Monica Linzmeier, Editor in Chief
Faculty-in-residence are professors who live within the residence halls. They are experienced individuals who are invested in and respectful of those around them. They even have meal plans in order to interact more with students.
“FIRs enhance the intellectual atmosphere of the residence hall experience,” rhetoric and writing studies professor and current FIR member Paul Minifee said. “We serve as reminders that a resident’s priority should be academic success.”
Minifee has been a FIR member at the Cuicacalli Suites for three years. He believes that FIRs are an incredibly important aspect of any college campus because they help students understand how to speak to professionals and communicate in a variety of situations.
“Students need to learn how to navigate smoothly between their personal and professional identities,” he said.
Upon moving into the dorms, many freshmen don’t know about FIRs.
“At first I didn’t know that faculty members were going to be living in my dorm with me,” psychology sophomore and former Cuicacalli resident Amanda Zizzo said. “Now I know that they are here to help us with really anything we need.”
While FIRs serve as liaisons between students and faculty, they can also simply be a friendly face to turn to. Time spent with a FIR doesn’t always have to be serious and academic. Minifee said he loves playing basketball with his residents. Many students feel comfortable working out their problems about classes, professors or even more personal issues with them.
“I’ve formed meaningful bonds with a handful of residents who consider me a confidant,” Minifee said. “For many residents, FIRs are mentors whose wisdom is guidance they trust.”
Over the years, Minifee has become more invested in the welfare and success of his fellow residents because he is a witness to the pressures that students experience. Zizzo calls Minifee her life coach.
“We discuss her personal relationships, her hopes and fears and life challenges that she’s seeking to overcome,” Minifee said. “I find it incredibly gratifying to play a part in her personal and academic successes and she consistently expresses her gratitude for my genuine investment in her endeavors.”
“He understands what it is like to be thrown in to a new environment on your own and away from home,” Zizzo said. “Just knowing that he was there if I needed him got me through a lot. I have since moved out of Cuic, but Dr. Paul and I remain close.”
Minifee manages to build relationships with residents through his genuine sincerity for their well-being.
He is also a strong academic resource. Twice every semester, he conducts Writing Placement Assessment workshops that have proven to be effective.
“The positive feedback that I receive has been tremendous,” Minifee said. “I’ve received emails, cards and high-fives from residents who come back to thank me for helping them succeed on the WPA. That makes me feel as if I’ve made a difference.”
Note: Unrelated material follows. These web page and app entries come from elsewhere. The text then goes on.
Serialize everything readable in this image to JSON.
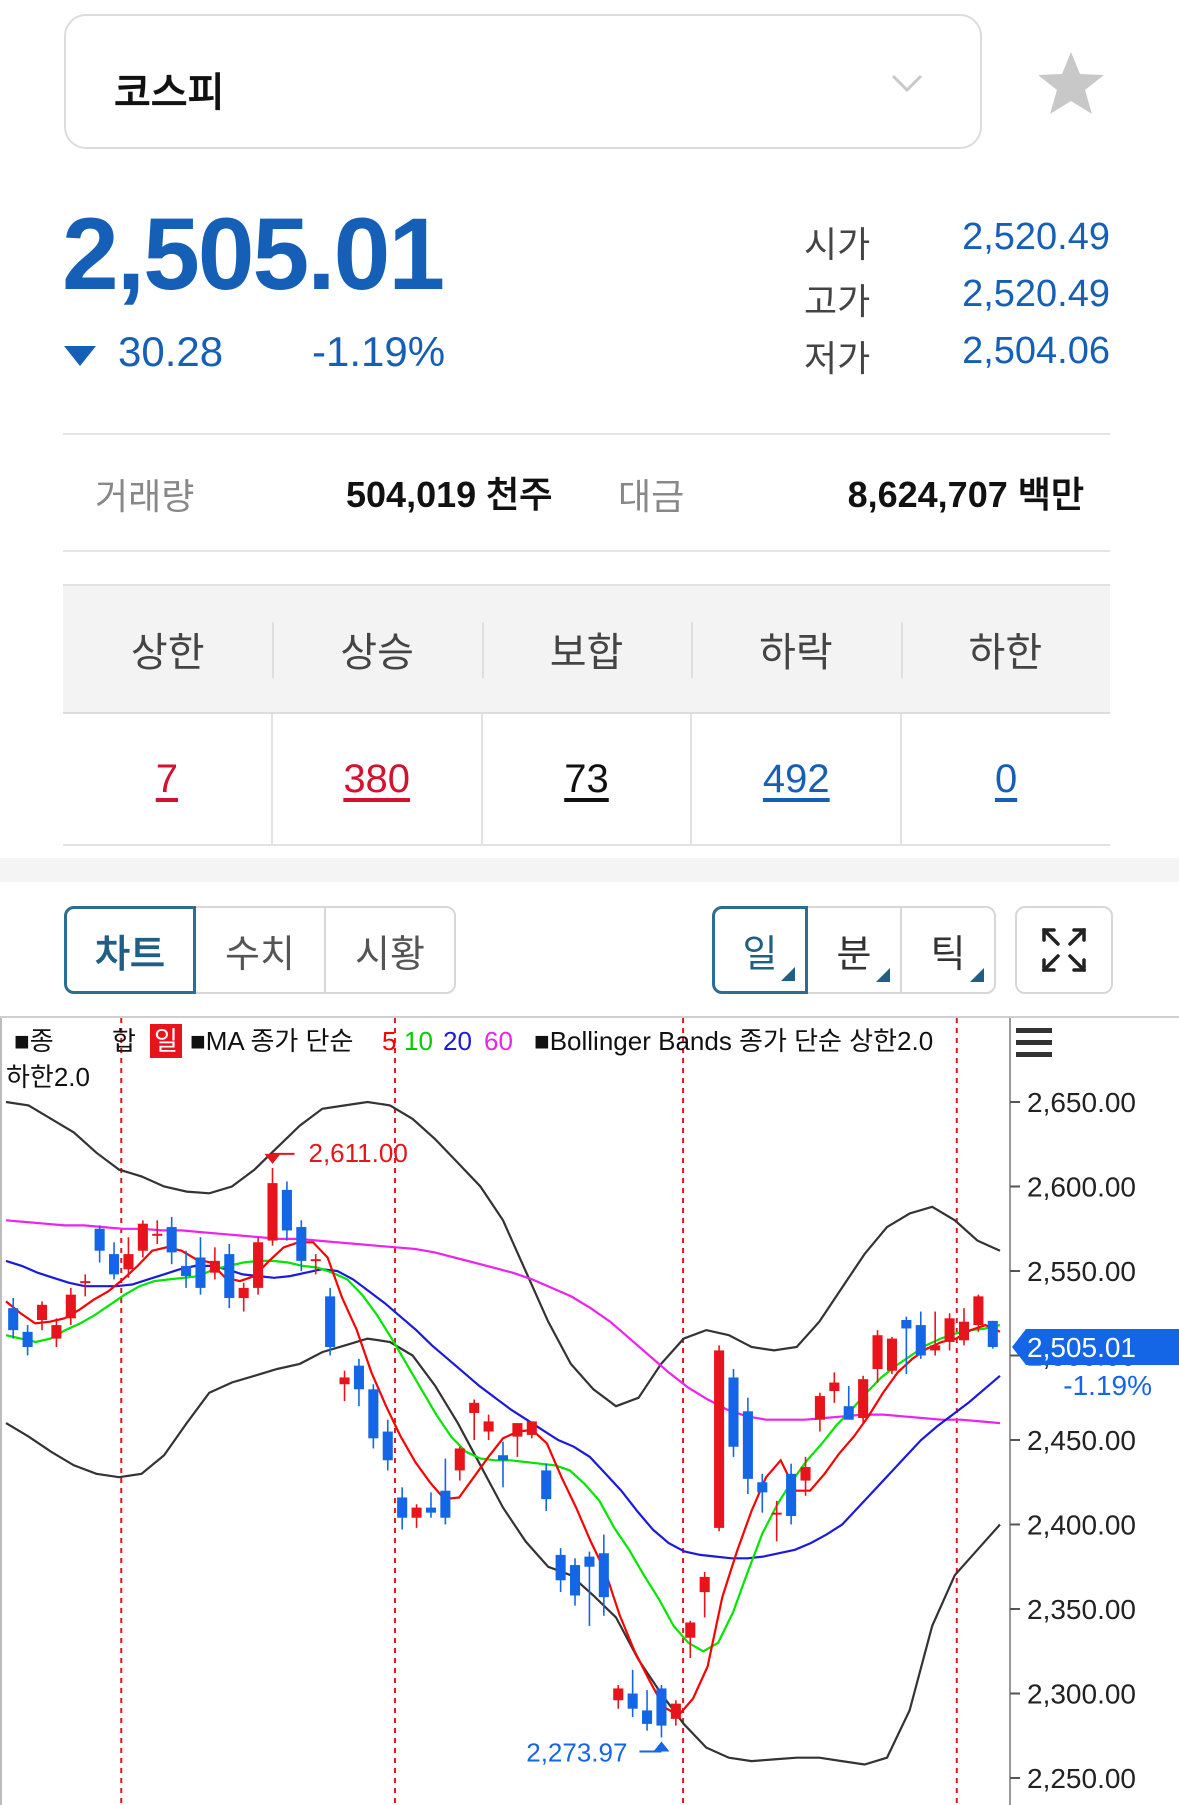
{
  "selector": {
    "name": "코스피",
    "chevron_icon": "chevron-down-icon",
    "favorite_icon": "star-icon"
  },
  "quote": {
    "price": "2,505.01",
    "change": "30.28",
    "change_pct": "-1.19%",
    "direction": "down",
    "color": "#1560b6"
  },
  "ohlc": [
    {
      "label": "시가",
      "value": "2,520.49"
    },
    {
      "label": "고가",
      "value": "2,520.49"
    },
    {
      "label": "저가",
      "value": "2,504.06"
    }
  ],
  "volume": {
    "label": "거래량",
    "value": "504,019 천주"
  },
  "amount": {
    "label": "대금",
    "value": "8,624,707 백만"
  },
  "breadth": {
    "headers": [
      "상한",
      "상승",
      "보합",
      "하락",
      "하한"
    ],
    "values": [
      "7",
      "380",
      "73",
      "492",
      "0"
    ],
    "colors": [
      "#d2122e",
      "#d2122e",
      "#111111",
      "#1560b6",
      "#1560b6"
    ]
  },
  "tabs": [
    "차트",
    "수치",
    "시황"
  ],
  "active_tab": "차트",
  "period_tabs": [
    "일",
    "분",
    "틱"
  ],
  "active_period": "일",
  "chart": {
    "legend": {
      "main_prefix": "■종",
      "main_suffix": "합",
      "period_badge": "일",
      "ma_label": "■MA 종가 단순",
      "ma_periods": [
        "5",
        "10",
        "20",
        "60"
      ],
      "bb_label": "■Bollinger Bands 종가 단순 상한2.0",
      "bb_lower": "하한2.0"
    },
    "menu_icon": "hamburger-menu-icon",
    "current_price_label": "2,505.01",
    "current_change_label": "-1.19%",
    "high_marker": "2,611.00",
    "low_marker": "2,273.97"
  },
  "chart_data": {
    "type": "candlestick",
    "y_ticks": [
      "2,650.00",
      "2,600.00",
      "2,550.00",
      "2,500.00",
      "2,450.00",
      "2,400.00",
      "2,350.00",
      "2,300.00",
      "2,250.00"
    ],
    "ylim": [
      2240,
      2690
    ],
    "colors": {
      "up": "#e8141c",
      "down": "#1566e6",
      "ma5": "#ff0000",
      "ma10": "#00e600",
      "ma20": "#1a1adb",
      "ma60": "#ee22ee",
      "bb": "#333333"
    },
    "candles": [
      {
        "o": 2528,
        "h": 2534,
        "l": 2510,
        "c": 2515
      },
      {
        "o": 2514,
        "h": 2518,
        "l": 2500,
        "c": 2505
      },
      {
        "o": 2521,
        "h": 2532,
        "l": 2515,
        "c": 2530
      },
      {
        "o": 2510,
        "h": 2522,
        "l": 2505,
        "c": 2518
      },
      {
        "o": 2522,
        "h": 2540,
        "l": 2518,
        "c": 2536
      },
      {
        "o": 2543,
        "h": 2548,
        "l": 2535,
        "c": 2544
      },
      {
        "o": 2575,
        "h": 2577,
        "l": 2555,
        "c": 2562
      },
      {
        "o": 2560,
        "h": 2567,
        "l": 2545,
        "c": 2548
      },
      {
        "o": 2551,
        "h": 2570,
        "l": 2546,
        "c": 2560
      },
      {
        "o": 2562,
        "h": 2580,
        "l": 2558,
        "c": 2578
      },
      {
        "o": 2572,
        "h": 2580,
        "l": 2566,
        "c": 2572
      },
      {
        "o": 2576,
        "h": 2582,
        "l": 2554,
        "c": 2561
      },
      {
        "o": 2553,
        "h": 2562,
        "l": 2540,
        "c": 2547
      },
      {
        "o": 2558,
        "h": 2570,
        "l": 2536,
        "c": 2540
      },
      {
        "o": 2549,
        "h": 2564,
        "l": 2545,
        "c": 2556
      },
      {
        "o": 2560,
        "h": 2566,
        "l": 2528,
        "c": 2534
      },
      {
        "o": 2534,
        "h": 2543,
        "l": 2526,
        "c": 2540
      },
      {
        "o": 2540,
        "h": 2570,
        "l": 2536,
        "c": 2567
      },
      {
        "o": 2568,
        "h": 2611,
        "l": 2565,
        "c": 2602
      },
      {
        "o": 2598,
        "h": 2603,
        "l": 2568,
        "c": 2574
      },
      {
        "o": 2576,
        "h": 2580,
        "l": 2550,
        "c": 2556
      },
      {
        "o": 2556,
        "h": 2560,
        "l": 2548,
        "c": 2557
      },
      {
        "o": 2535,
        "h": 2540,
        "l": 2500,
        "c": 2505
      },
      {
        "o": 2483,
        "h": 2491,
        "l": 2473,
        "c": 2487
      },
      {
        "o": 2494,
        "h": 2498,
        "l": 2470,
        "c": 2480
      },
      {
        "o": 2480,
        "h": 2483,
        "l": 2445,
        "c": 2451
      },
      {
        "o": 2455,
        "h": 2462,
        "l": 2432,
        "c": 2438
      },
      {
        "o": 2416,
        "h": 2422,
        "l": 2397,
        "c": 2404
      },
      {
        "o": 2404,
        "h": 2412,
        "l": 2398,
        "c": 2410
      },
      {
        "o": 2410,
        "h": 2419,
        "l": 2404,
        "c": 2407
      },
      {
        "o": 2420,
        "h": 2439,
        "l": 2400,
        "c": 2404
      },
      {
        "o": 2432,
        "h": 2446,
        "l": 2426,
        "c": 2445
      },
      {
        "o": 2466,
        "h": 2474,
        "l": 2450,
        "c": 2472
      },
      {
        "o": 2455,
        "h": 2465,
        "l": 2450,
        "c": 2461
      },
      {
        "o": 2441,
        "h": 2449,
        "l": 2422,
        "c": 2438
      },
      {
        "o": 2452,
        "h": 2459,
        "l": 2440,
        "c": 2460
      },
      {
        "o": 2453,
        "h": 2459,
        "l": 2451,
        "c": 2461
      },
      {
        "o": 2432,
        "h": 2436,
        "l": 2408,
        "c": 2415
      },
      {
        "o": 2382,
        "h": 2386,
        "l": 2360,
        "c": 2367
      },
      {
        "o": 2376,
        "h": 2380,
        "l": 2352,
        "c": 2358
      },
      {
        "o": 2381,
        "h": 2384,
        "l": 2340,
        "c": 2375
      },
      {
        "o": 2383,
        "h": 2394,
        "l": 2346,
        "c": 2357
      },
      {
        "o": 2296,
        "h": 2305,
        "l": 2291,
        "c": 2303
      },
      {
        "o": 2300,
        "h": 2314,
        "l": 2286,
        "c": 2291
      },
      {
        "o": 2290,
        "h": 2302,
        "l": 2278,
        "c": 2282
      },
      {
        "o": 2303,
        "h": 2305,
        "l": 2273.97,
        "c": 2281
      },
      {
        "o": 2285,
        "h": 2296,
        "l": 2281,
        "c": 2294
      },
      {
        "o": 2333,
        "h": 2343,
        "l": 2321,
        "c": 2342
      },
      {
        "o": 2360,
        "h": 2372,
        "l": 2345,
        "c": 2369
      },
      {
        "o": 2398,
        "h": 2506,
        "l": 2396,
        "c": 2503
      },
      {
        "o": 2487,
        "h": 2492,
        "l": 2440,
        "c": 2446
      },
      {
        "o": 2467,
        "h": 2475,
        "l": 2418,
        "c": 2427
      },
      {
        "o": 2425,
        "h": 2430,
        "l": 2407,
        "c": 2419
      },
      {
        "o": 2407,
        "h": 2414,
        "l": 2390,
        "c": 2407
      },
      {
        "o": 2430,
        "h": 2436,
        "l": 2400,
        "c": 2405
      },
      {
        "o": 2426,
        "h": 2440,
        "l": 2417,
        "c": 2434
      },
      {
        "o": 2462,
        "h": 2478,
        "l": 2455,
        "c": 2476
      },
      {
        "o": 2479,
        "h": 2490,
        "l": 2472,
        "c": 2484
      },
      {
        "o": 2470,
        "h": 2482,
        "l": 2466,
        "c": 2462
      },
      {
        "o": 2463,
        "h": 2488,
        "l": 2460,
        "c": 2486
      },
      {
        "o": 2492,
        "h": 2515,
        "l": 2484,
        "c": 2512
      },
      {
        "o": 2491,
        "h": 2511,
        "l": 2489,
        "c": 2510
      },
      {
        "o": 2521,
        "h": 2523,
        "l": 2489,
        "c": 2516
      },
      {
        "o": 2518,
        "h": 2526,
        "l": 2498,
        "c": 2500
      },
      {
        "o": 2503,
        "h": 2526,
        "l": 2500,
        "c": 2506
      },
      {
        "o": 2508,
        "h": 2525,
        "l": 2503,
        "c": 2522
      },
      {
        "o": 2509,
        "h": 2528,
        "l": 2506,
        "c": 2520
      },
      {
        "o": 2518,
        "h": 2536,
        "l": 2514,
        "c": 2535
      },
      {
        "o": 2520.49,
        "h": 2520.49,
        "l": 2504.06,
        "c": 2505.01
      }
    ],
    "ma5": [
      2532,
      2525,
      2519,
      2520,
      2522,
      2527,
      2533,
      2538,
      2545,
      2553,
      2562,
      2564,
      2562,
      2557,
      2555,
      2546,
      2544,
      2547,
      2556,
      2564,
      2567,
      2567,
      2558,
      2534,
      2515,
      2490,
      2470,
      2452,
      2437,
      2425,
      2415,
      2416,
      2428,
      2440,
      2451,
      2455,
      2456,
      2448,
      2428,
      2410,
      2390,
      2372,
      2346,
      2325,
      2308,
      2292,
      2287,
      2297,
      2316,
      2357,
      2384,
      2408,
      2428,
      2438,
      2420,
      2420,
      2430,
      2442,
      2452,
      2464,
      2478,
      2490,
      2498,
      2504,
      2508,
      2510,
      2515,
      2518,
      2514
    ],
    "ma10": [
      2512,
      2510,
      2508,
      2510,
      2515,
      2519,
      2524,
      2530,
      2536,
      2541,
      2544,
      2545,
      2546,
      2547,
      2551,
      2553,
      2555,
      2556,
      2556,
      2555,
      2553,
      2552,
      2549,
      2545,
      2536,
      2524,
      2510,
      2495,
      2480,
      2465,
      2452,
      2443,
      2439,
      2438,
      2438,
      2437,
      2436,
      2435,
      2432,
      2424,
      2414,
      2398,
      2385,
      2370,
      2356,
      2340,
      2330,
      2325,
      2330,
      2348,
      2372,
      2395,
      2412,
      2426,
      2438,
      2448,
      2459,
      2468,
      2478,
      2487,
      2494,
      2500,
      2506,
      2510,
      2513,
      2515,
      2516,
      2518
    ],
    "ma20": [
      2556,
      2553,
      2549,
      2546,
      2543,
      2541,
      2541,
      2541,
      2542,
      2545,
      2548,
      2551,
      2553,
      2553,
      2551,
      2548,
      2547,
      2546,
      2547,
      2549,
      2551,
      2550,
      2545,
      2538,
      2531,
      2523,
      2515,
      2506,
      2498,
      2490,
      2482,
      2475,
      2468,
      2462,
      2456,
      2450,
      2446,
      2440,
      2430,
      2420,
      2408,
      2397,
      2389,
      2384,
      2382,
      2381,
      2380,
      2380,
      2381,
      2383,
      2385,
      2389,
      2394,
      2400,
      2410,
      2420,
      2430,
      2440,
      2450,
      2458,
      2465,
      2472,
      2480,
      2488
    ],
    "ma60": [
      2580,
      2579,
      2578,
      2577,
      2577,
      2576,
      2575,
      2575,
      2574,
      2574,
      2573,
      2572,
      2571,
      2570,
      2569,
      2569,
      2568,
      2567,
      2566,
      2565,
      2564,
      2563,
      2561,
      2558,
      2555,
      2552,
      2549,
      2545,
      2540,
      2535,
      2528,
      2520,
      2510,
      2500,
      2490,
      2481,
      2474,
      2468,
      2464,
      2462,
      2462,
      2462,
      2463,
      2464,
      2465,
      2465,
      2464,
      2463,
      2462,
      2462,
      2461,
      2460
    ],
    "bb_upper": [
      2650,
      2648,
      2640,
      2632,
      2620,
      2610,
      2606,
      2600,
      2597,
      2596,
      2600,
      2610,
      2623,
      2636,
      2646,
      2648,
      2650,
      2648,
      2640,
      2628,
      2614,
      2600,
      2580,
      2550,
      2520,
      2495,
      2480,
      2470,
      2475,
      2495,
      2510,
      2515,
      2512,
      2505,
      2503,
      2505,
      2520,
      2540,
      2560,
      2576,
      2584,
      2588,
      2580,
      2568,
      2562
    ],
    "bb_lower": [
      2460,
      2452,
      2443,
      2435,
      2430,
      2428,
      2430,
      2441,
      2460,
      2478,
      2484,
      2488,
      2492,
      2495,
      2502,
      2506,
      2510,
      2508,
      2500,
      2482,
      2460,
      2435,
      2410,
      2390,
      2375,
      2370,
      2358,
      2345,
      2320,
      2300,
      2282,
      2268,
      2262,
      2260,
      2261,
      2262,
      2262,
      2260,
      2258,
      2262,
      2290,
      2340,
      2370,
      2385,
      2400
    ]
  }
}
FIRs are friends, allies and resources. They help prove that professors don’t bite and that residents have a friend to turn to in trying times.